What can parents do to protect their children? Stop using pesticides on your lawn and garden. Indoors, use pesticides only as a last resort. Then follow these tips to keep your home pest-free.
Take preventive steps. You can make changes in your home to deter pests like roaches, ants, wasps and rodents from living there in the first place. Schools and daycares should do the same.
- Reduce pest temptations. Pests are attracted to food and water. Store food securely in airtight bins, containers or the refrigerator. Don’t leave food or liquids out overnight and take out the trash regularly. Remember your pet’s food is just as tempting to a pest as your own.
- Clean thoroughly and often. Minimize food crumbs by regularly cleaning kitchen counters, tables, ovens and stovetops, and anywhere else crumbs collect, such as cabinet corners. Visit EWG’s Guide to Healthy Cleaning for product recommendations.

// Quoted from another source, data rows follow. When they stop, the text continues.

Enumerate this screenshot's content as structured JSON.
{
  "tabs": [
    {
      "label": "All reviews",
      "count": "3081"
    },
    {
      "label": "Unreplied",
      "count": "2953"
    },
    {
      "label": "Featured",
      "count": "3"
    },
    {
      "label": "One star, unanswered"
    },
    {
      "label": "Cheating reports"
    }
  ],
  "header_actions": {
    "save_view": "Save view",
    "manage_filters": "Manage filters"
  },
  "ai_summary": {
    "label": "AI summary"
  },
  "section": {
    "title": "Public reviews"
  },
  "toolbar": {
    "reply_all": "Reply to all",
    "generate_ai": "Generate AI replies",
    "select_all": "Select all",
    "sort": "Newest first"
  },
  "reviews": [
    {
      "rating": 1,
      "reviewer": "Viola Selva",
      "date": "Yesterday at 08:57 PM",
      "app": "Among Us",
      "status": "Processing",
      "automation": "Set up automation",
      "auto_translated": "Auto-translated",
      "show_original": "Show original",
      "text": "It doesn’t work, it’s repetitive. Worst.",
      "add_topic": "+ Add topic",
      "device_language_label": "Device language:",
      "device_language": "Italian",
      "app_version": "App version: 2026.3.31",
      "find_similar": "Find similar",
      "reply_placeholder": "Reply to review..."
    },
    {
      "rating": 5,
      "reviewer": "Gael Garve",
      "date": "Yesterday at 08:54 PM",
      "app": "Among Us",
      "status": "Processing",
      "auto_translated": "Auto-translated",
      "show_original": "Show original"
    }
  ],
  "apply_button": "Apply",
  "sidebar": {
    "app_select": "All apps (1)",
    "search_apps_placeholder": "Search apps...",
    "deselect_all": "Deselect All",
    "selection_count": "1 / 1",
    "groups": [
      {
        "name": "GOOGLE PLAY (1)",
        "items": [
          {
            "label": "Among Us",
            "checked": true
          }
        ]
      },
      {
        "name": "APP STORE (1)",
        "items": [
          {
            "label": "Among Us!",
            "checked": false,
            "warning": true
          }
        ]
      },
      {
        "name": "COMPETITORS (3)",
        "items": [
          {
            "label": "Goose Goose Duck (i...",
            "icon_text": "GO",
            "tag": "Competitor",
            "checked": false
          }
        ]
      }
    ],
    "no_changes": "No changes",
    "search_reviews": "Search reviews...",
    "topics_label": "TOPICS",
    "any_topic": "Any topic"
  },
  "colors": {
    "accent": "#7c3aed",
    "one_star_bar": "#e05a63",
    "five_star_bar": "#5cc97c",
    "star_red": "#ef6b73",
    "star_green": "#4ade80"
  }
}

- Do your kids leave a trail of crumbs throughout the house? Those remnants may be collecting on floors, in carpet fibers and along baseboards. Vacuum often – vacuums equipped with a HEPA filter are best. Bonus: this helps eliminate pest eggs as well.
- Block their paths. How do pests get into your home in the first place? They commonly enter through small holes or cracks in walls, windows and floors. Block these openings with caulk, paint, screens or other sealants. If you don’t know a pest’s point of entry, look for droppings or track marks, then follow the trail.
- Stay tidy. Pests look for places to hide, so try to limit clutter and piles. Completely empty and clean your pantry periodically, as well as cabinets under sinks.
Try natural treatment options. If pests still find their way into your home, you should consider a natural treatment option. Some families have success with herbs like rosemary, spices like cinnamon or essential oils like tea tree. You might also use a trap. There are both kill and no-kill choices on the market.
Always follow safety precautions. If your pest problem requires chemical treatment, always exercise caution to reduce harmful exposure to your family. Read product labels and instructions, and follow safety guidelines. Use only the minimum amount of pesticide recommended, wear gloves and open windows and doors for ventilation. Try to keep your children and loved ones out of affected rooms and thoroughly clean the areas after treatment. Here are more tips for safely handling pesticides indoors.
Watch out for pet treatments. Another common source of indoor pesticide exposure is insecticidal treatments for pets, such as flea or tick medication for dogs and cats. Preventive measures can reduce the need for these treatments: frequent baths, brushing and combing fur, avoiding high-risk pest areas (particularly in regions where ticks are common) and vacuuming often to catch both bugs and their eggs.
If you choose to use an insecticidal treatment, pick the least toxic option. Follow safely instructions, wear gloves and wash your hands immediately. Aim to keep children away from pets for 24 hours after treatment, and encourage your pets to lounge away from popular gathering places, like couches or bedspreads. The treatment can rub off on those surfaces, and then onto your kids. Here are other tips from the EPA on how to protect your pets from fleas and ticks.
Consider your diet. Another source of pesticide exposure is diet, particularly produce. The U.S. Department of Agriculture detected pesticide residues in almost two-thirds of the 3,015 produce samples they tested in 2013. Many of those fruits and vegetables include the popular foods kids eat every day, such as apples, peaches and nectarines.
To reduce pesticide exposure in your family’s diet, choose foods that are USDA-certified organic. EWG’s Shopper’s Guide to Pesticides in Produce lists the conventionally-grown fruits and vegetables that have the highest amount of pesticide residues in tests. If you have limited access to organic food or are restricted by budget, these fruits and vegetables are a great place to start. And always wash produce before eating.